• **What you should do**
Each entry below needs to be retyped exactly as given.

• **Available data**
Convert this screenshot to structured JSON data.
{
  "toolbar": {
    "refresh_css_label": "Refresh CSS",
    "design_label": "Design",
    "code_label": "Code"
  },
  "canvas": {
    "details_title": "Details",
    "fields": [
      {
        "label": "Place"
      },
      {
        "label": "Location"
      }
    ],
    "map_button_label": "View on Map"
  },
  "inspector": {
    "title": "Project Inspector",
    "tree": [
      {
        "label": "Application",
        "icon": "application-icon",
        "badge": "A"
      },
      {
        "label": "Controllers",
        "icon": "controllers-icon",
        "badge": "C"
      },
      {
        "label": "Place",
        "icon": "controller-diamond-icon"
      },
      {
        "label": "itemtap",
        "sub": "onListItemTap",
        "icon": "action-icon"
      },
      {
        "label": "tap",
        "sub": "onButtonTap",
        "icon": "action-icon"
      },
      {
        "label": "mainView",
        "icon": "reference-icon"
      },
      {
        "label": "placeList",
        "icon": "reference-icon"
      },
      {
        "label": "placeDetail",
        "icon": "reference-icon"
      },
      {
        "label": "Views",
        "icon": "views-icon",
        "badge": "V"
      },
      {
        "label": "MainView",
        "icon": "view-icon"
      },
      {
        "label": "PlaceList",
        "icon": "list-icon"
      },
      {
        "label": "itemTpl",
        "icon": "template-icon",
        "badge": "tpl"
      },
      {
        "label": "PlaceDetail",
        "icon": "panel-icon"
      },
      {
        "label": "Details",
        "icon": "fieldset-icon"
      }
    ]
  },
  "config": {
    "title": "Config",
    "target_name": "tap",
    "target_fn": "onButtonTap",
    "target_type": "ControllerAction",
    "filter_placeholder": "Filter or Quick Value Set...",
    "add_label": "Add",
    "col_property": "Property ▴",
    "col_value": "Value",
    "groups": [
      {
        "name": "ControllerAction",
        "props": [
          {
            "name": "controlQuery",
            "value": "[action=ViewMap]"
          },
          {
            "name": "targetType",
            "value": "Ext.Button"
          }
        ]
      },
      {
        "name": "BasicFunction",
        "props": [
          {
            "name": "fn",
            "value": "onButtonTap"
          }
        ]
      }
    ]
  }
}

• **Problem solution**
Convert this screenshot to structured JSON data.
{
  "toolbar": {
    "refresh_css_label": "Refresh CSS",
    "design_label": "Design",
    "code_label": "Code"
  },
  "canvas": {
    "details_title": "Details",
    "fields": [
      {
        "label": "Place"
      },
      {
        "label": "Location"
      }
    ],
    "map_button_label": "View on Map"
  },
  "inspector": {
    "title": "Project Inspector",
    "tree": [
      {
        "label": "Application",
        "icon": "application-icon",
        "badge": "A"
      },
      {
        "label": "Controllers",
        "icon": "controllers-icon",
        "badge": "C"
      },
      {
        "label": "Place",
        "icon": "controller-diamond-icon"
      },
      {
        "label": "itemtap",
        "sub": "onListItemTap",
        "icon": "action-icon"
      },
      {
        "label": "tap",
        "sub": "onButtonTap",
        "icon": "action-icon"
      },
      {
        "label": "mainView",
        "icon": "reference-icon"
      },
      {
        "label": "placeList",
        "icon": "reference-icon"
      },
      {
        "label": "placeDetail",
        "icon": "reference-icon"
      },
      {
        "label": "Views",
        "icon": "views-icon",
        "badge": "V"
      },
      {
        "label": "MainView",
        "icon": "view-icon"
      },
      {
        "label": "PlaceList",
        "icon": "list-icon"
      },
      {
        "label": "itemTpl",
        "icon": "template-icon",
        "badge": "tpl"
      },
      {
        "label": "PlaceDetail",
        "icon": "panel-icon"
      },
      {
        "label": "Details",
        "icon": "fieldset-icon"
      }
    ]
  },
  "config": {
    "title": "Config",
    "target_name": "tap",
    "target_fn": "onButtonTap",
    "target_type": "ControllerAction",
    "filter_placeholder": "Filter or Quick Value Set...",
    "add_label": "Add",
    "col_property": "Property ▴",
    "col_value": "Value",
    "groups": [
      {
        "name": "ControllerAction",
        "props": [
          {
            "name": "controlQuery",
            "value": "[action=ViewMap]"
          },
          {
            "name": "targetType",
            "value": "Ext.Button"
          }
        ]
      },
      {
        "name": "BasicFunction",
        "props": [
          {
            "name": "fn",
            "value": "onButtonTap"
          }
        ]
      }
    ]
  }
}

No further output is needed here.